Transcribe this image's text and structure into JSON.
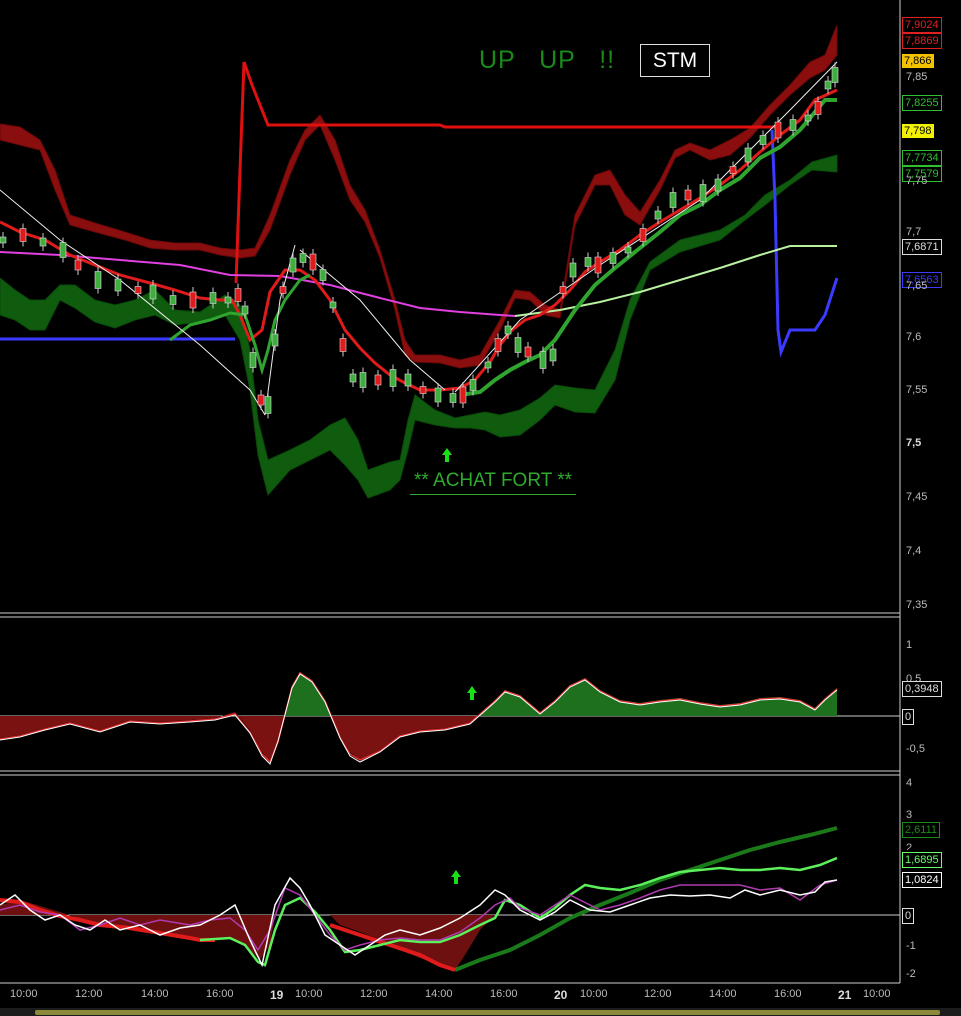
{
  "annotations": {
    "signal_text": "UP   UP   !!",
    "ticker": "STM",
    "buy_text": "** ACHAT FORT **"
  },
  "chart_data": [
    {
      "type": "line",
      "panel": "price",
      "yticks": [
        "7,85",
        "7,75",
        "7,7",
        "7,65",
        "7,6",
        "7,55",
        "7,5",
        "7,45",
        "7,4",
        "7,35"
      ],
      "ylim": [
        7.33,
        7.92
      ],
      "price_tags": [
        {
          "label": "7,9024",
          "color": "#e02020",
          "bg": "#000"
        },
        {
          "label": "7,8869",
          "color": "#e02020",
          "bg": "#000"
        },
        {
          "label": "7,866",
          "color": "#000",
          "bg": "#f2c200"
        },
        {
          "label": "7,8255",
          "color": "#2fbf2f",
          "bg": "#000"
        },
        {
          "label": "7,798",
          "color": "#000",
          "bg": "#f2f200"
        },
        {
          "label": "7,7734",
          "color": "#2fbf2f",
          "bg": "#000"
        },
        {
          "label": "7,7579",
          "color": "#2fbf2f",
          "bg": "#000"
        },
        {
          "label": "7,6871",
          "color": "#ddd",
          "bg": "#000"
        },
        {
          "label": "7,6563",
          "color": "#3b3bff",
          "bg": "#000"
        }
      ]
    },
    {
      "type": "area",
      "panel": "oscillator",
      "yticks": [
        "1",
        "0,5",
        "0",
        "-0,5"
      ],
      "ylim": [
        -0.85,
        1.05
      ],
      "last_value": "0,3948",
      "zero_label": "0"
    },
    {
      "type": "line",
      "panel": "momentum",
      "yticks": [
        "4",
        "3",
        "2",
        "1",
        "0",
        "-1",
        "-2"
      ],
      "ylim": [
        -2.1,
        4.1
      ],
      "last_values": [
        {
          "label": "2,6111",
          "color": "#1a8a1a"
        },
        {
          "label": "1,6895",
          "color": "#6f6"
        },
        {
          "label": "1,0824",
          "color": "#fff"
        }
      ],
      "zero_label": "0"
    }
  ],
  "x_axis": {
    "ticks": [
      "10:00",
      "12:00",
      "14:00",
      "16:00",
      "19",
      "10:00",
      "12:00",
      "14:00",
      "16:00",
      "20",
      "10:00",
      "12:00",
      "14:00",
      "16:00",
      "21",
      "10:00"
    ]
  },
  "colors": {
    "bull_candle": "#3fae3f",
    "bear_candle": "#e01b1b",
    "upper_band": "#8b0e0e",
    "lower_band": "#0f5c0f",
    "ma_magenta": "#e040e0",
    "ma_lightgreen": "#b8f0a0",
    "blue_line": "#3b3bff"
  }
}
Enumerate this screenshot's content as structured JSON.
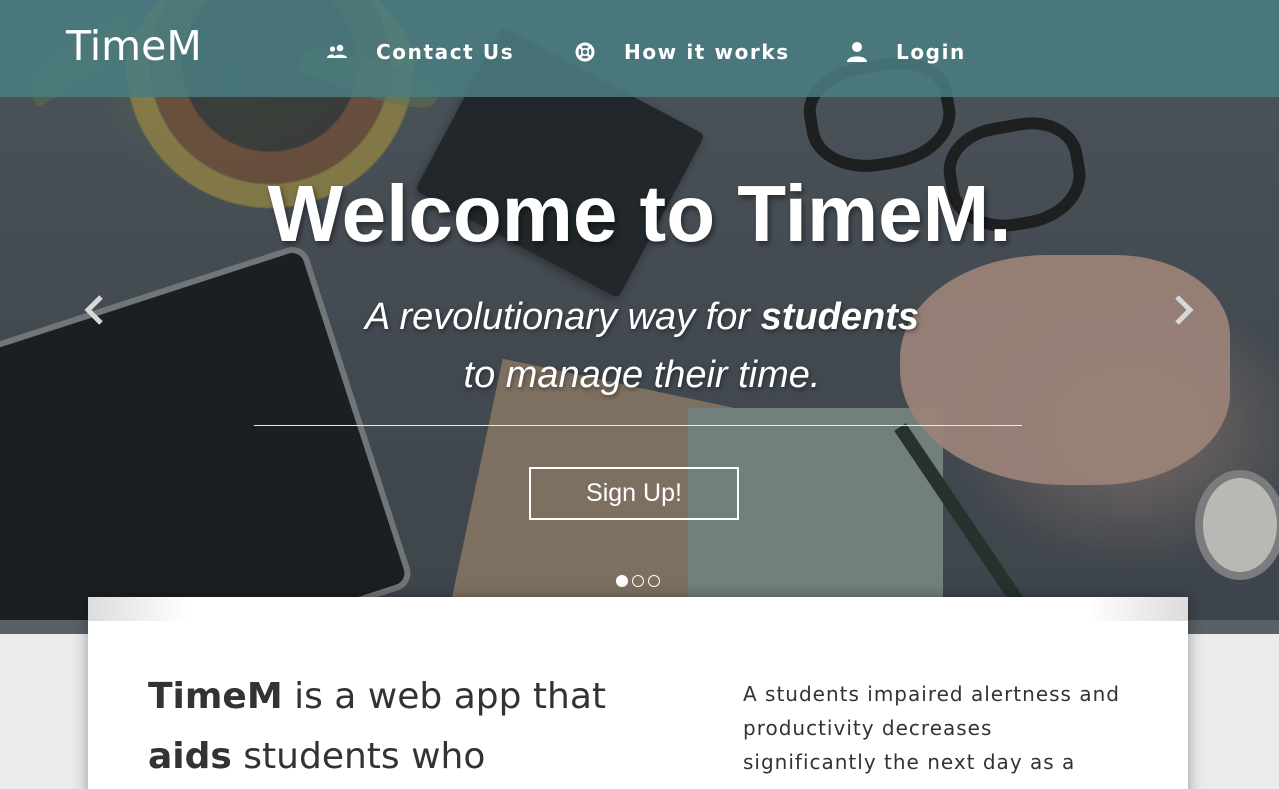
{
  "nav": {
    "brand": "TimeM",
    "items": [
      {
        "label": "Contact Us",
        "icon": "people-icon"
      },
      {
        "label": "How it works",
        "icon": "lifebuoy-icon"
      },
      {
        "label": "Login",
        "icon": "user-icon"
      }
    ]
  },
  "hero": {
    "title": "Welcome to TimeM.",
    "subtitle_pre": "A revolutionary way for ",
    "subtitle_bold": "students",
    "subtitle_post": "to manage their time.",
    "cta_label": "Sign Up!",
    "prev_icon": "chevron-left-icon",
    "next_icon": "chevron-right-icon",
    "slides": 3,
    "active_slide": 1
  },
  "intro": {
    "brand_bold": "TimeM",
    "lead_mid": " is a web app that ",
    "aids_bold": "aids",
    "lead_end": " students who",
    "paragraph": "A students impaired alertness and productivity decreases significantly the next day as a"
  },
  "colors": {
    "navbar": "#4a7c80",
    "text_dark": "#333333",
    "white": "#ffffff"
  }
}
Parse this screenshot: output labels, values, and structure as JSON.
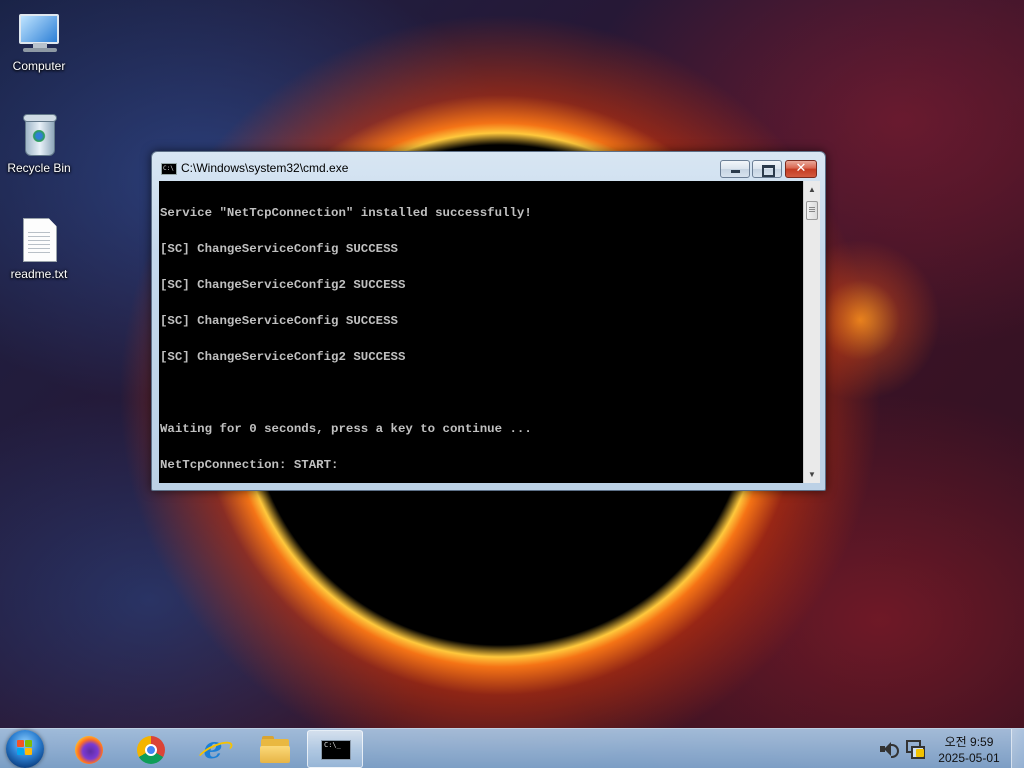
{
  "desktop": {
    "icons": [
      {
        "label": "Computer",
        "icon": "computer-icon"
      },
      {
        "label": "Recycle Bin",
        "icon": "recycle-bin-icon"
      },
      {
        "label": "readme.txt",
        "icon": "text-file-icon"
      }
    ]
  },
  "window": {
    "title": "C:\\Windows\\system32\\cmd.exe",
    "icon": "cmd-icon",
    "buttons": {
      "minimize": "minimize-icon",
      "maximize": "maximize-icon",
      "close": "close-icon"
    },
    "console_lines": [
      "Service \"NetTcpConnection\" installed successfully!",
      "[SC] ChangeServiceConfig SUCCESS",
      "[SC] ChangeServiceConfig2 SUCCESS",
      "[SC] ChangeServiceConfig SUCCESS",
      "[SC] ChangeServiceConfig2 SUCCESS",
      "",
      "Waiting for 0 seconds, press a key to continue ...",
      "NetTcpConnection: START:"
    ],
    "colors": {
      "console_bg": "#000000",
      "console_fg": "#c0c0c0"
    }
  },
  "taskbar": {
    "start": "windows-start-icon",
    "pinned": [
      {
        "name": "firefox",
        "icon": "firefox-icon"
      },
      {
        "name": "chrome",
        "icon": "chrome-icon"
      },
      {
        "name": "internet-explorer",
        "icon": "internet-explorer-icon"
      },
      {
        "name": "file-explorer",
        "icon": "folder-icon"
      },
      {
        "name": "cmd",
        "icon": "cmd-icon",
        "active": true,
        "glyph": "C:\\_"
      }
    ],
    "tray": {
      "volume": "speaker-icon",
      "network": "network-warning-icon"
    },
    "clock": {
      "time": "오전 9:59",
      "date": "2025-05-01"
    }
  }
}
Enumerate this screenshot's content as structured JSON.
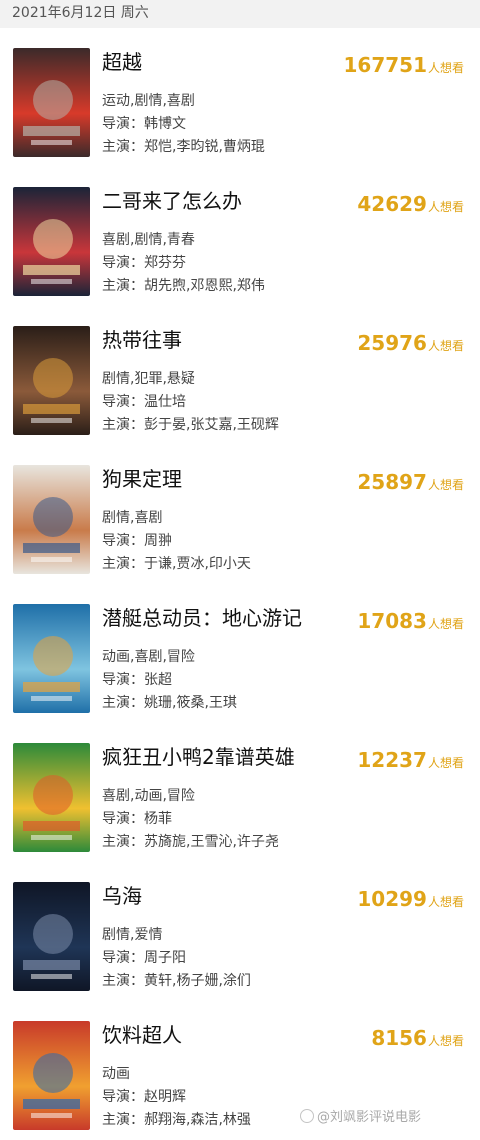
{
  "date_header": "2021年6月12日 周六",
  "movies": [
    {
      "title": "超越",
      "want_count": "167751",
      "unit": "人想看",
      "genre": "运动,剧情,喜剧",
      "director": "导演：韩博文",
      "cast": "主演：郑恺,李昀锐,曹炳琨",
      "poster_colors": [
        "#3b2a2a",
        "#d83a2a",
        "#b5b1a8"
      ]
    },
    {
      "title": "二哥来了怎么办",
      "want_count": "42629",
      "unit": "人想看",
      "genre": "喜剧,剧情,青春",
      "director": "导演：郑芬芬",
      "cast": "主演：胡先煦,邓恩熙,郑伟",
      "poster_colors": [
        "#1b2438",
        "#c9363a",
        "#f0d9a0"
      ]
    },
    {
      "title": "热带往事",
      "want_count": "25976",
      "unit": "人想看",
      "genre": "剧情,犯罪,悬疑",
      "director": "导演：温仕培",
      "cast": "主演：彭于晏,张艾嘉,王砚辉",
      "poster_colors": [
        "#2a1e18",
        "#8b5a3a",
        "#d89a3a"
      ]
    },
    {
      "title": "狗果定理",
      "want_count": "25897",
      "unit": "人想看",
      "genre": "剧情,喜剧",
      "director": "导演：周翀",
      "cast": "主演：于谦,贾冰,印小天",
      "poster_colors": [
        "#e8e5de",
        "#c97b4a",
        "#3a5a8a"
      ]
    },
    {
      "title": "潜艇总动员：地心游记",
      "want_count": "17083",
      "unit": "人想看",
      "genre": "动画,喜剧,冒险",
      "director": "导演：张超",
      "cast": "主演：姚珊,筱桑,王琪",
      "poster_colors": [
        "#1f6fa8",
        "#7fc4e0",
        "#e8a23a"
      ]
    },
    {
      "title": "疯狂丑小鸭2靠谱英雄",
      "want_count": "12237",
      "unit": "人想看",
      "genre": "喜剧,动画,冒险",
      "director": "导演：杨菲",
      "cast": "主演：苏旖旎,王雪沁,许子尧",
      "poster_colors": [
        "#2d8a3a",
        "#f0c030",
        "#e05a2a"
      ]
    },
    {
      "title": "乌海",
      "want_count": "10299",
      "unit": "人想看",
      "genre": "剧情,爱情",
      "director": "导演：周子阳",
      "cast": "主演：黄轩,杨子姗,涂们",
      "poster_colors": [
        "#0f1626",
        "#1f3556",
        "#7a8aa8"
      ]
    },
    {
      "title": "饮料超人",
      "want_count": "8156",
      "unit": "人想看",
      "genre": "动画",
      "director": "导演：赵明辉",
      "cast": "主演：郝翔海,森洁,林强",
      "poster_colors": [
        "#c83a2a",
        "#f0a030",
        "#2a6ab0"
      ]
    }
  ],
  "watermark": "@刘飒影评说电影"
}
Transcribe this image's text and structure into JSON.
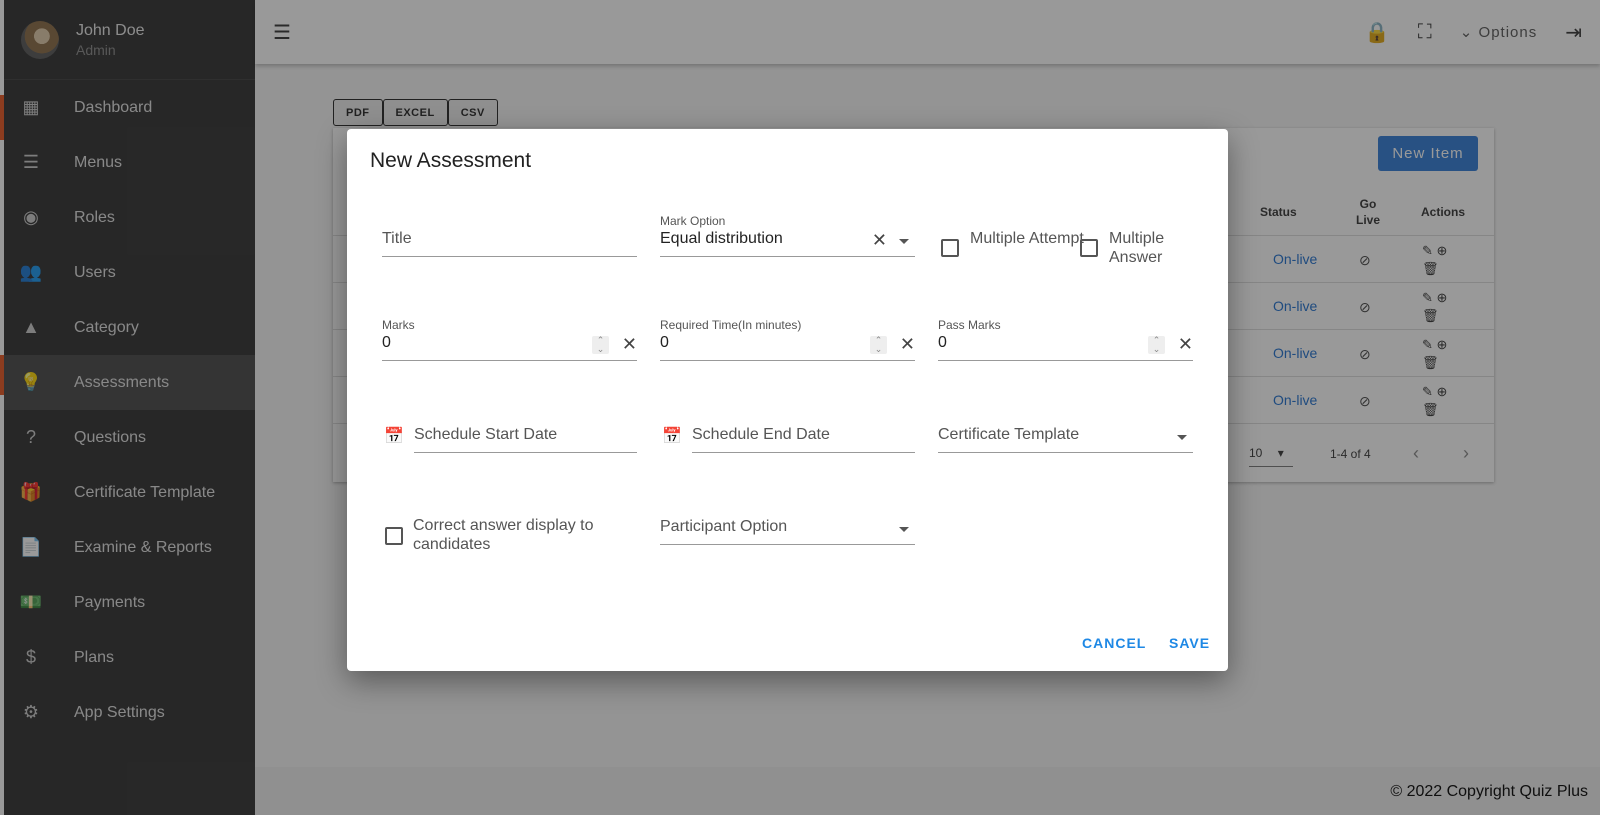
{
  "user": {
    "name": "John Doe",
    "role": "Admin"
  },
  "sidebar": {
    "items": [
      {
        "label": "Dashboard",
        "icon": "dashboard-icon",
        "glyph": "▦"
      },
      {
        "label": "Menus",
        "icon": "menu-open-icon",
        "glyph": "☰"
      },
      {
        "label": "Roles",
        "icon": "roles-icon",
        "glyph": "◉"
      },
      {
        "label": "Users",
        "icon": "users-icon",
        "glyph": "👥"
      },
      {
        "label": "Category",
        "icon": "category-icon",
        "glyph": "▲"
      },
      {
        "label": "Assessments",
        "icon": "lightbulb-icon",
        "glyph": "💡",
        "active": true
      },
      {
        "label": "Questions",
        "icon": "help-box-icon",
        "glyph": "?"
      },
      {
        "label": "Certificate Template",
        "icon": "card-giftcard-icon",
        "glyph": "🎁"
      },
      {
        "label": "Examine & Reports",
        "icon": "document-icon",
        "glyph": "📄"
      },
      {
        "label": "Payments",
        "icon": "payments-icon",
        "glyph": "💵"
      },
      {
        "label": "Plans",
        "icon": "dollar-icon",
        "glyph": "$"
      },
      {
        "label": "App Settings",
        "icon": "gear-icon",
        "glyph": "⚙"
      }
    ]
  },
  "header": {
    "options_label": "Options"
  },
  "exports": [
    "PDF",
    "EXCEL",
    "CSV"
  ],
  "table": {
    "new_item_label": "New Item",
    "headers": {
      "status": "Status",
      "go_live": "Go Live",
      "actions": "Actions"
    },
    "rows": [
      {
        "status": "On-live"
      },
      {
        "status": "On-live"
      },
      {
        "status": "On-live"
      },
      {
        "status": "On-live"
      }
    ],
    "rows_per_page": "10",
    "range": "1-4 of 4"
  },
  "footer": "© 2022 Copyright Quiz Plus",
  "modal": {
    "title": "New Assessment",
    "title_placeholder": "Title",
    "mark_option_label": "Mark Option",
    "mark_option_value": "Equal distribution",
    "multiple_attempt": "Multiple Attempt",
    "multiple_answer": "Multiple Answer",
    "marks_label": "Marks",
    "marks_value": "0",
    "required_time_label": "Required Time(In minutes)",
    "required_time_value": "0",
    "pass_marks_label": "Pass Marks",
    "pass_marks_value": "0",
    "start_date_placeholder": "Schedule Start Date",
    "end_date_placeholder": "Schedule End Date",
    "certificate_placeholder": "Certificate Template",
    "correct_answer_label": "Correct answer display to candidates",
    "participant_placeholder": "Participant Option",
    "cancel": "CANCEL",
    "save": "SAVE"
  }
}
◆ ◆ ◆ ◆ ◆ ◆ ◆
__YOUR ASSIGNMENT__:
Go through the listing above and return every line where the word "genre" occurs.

__OUTPUT__:
      "genre": "运动,剧情,喜剧",
      "genre": "喜剧,剧情,青春",
      "genre": "剧情,犯罪,悬疑",
      "genre": "剧情,喜剧",
      "genre": "动画,喜剧,冒险",
      "genre": "喜剧,动画,冒险",
      "genre": "剧情,爱情",
      "genre": "动画",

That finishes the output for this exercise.